(Collection entries)
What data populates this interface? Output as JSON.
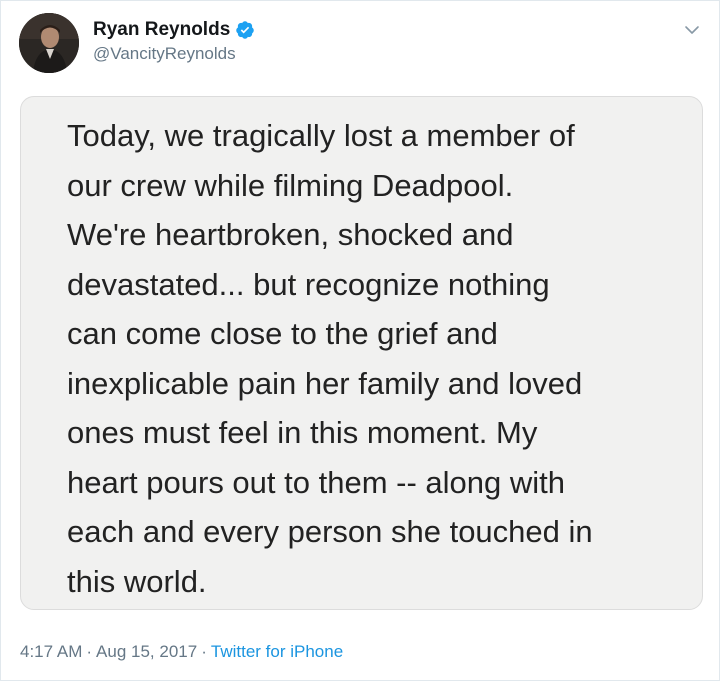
{
  "user": {
    "display_name": "Ryan Reynolds",
    "handle": "@VancityReynolds",
    "verified": true,
    "verified_icon": "verified-badge-icon",
    "avatar_icon": "profile-photo-avatar"
  },
  "menu": {
    "icon": "chevron-down-icon"
  },
  "tweet": {
    "text": "Today, we tragically lost a member of\nour crew while filming Deadpool.\nWe're heartbroken, shocked and\ndevastated... but recognize nothing\ncan come close to the grief and\ninexplicable pain her family and loved\nones must feel in this moment. My\nheart pours out to them -- along with\neach and every person she touched in\nthis world."
  },
  "meta": {
    "time": "4:17 AM",
    "separator": "·",
    "date": "Aug 15, 2017",
    "source": "Twitter for iPhone"
  },
  "colors": {
    "accent": "#1b95e0",
    "verified": "#1da1f2",
    "muted": "#657786",
    "image_bg": "#f1f1f0"
  }
}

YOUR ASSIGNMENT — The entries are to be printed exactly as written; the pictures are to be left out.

RESPONSE TO THIS EXERCISE —
What data populates this interface? Output as JSON.
{
  "user": {
    "display_name": "Ryan Reynolds",
    "handle": "@VancityReynolds",
    "verified": true,
    "verified_icon": "verified-badge-icon",
    "avatar_icon": "profile-photo-avatar"
  },
  "menu": {
    "icon": "chevron-down-icon"
  },
  "tweet": {
    "text": "Today, we tragically lost a member of\nour crew while filming Deadpool.\nWe're heartbroken, shocked and\ndevastated... but recognize nothing\ncan come close to the grief and\ninexplicable pain her family and loved\nones must feel in this moment. My\nheart pours out to them -- along with\neach and every person she touched in\nthis world."
  },
  "meta": {
    "time": "4:17 AM",
    "separator": "·",
    "date": "Aug 15, 2017",
    "source": "Twitter for iPhone"
  },
  "colors": {
    "accent": "#1b95e0",
    "verified": "#1da1f2",
    "muted": "#657786",
    "image_bg": "#f1f1f0"
  }
}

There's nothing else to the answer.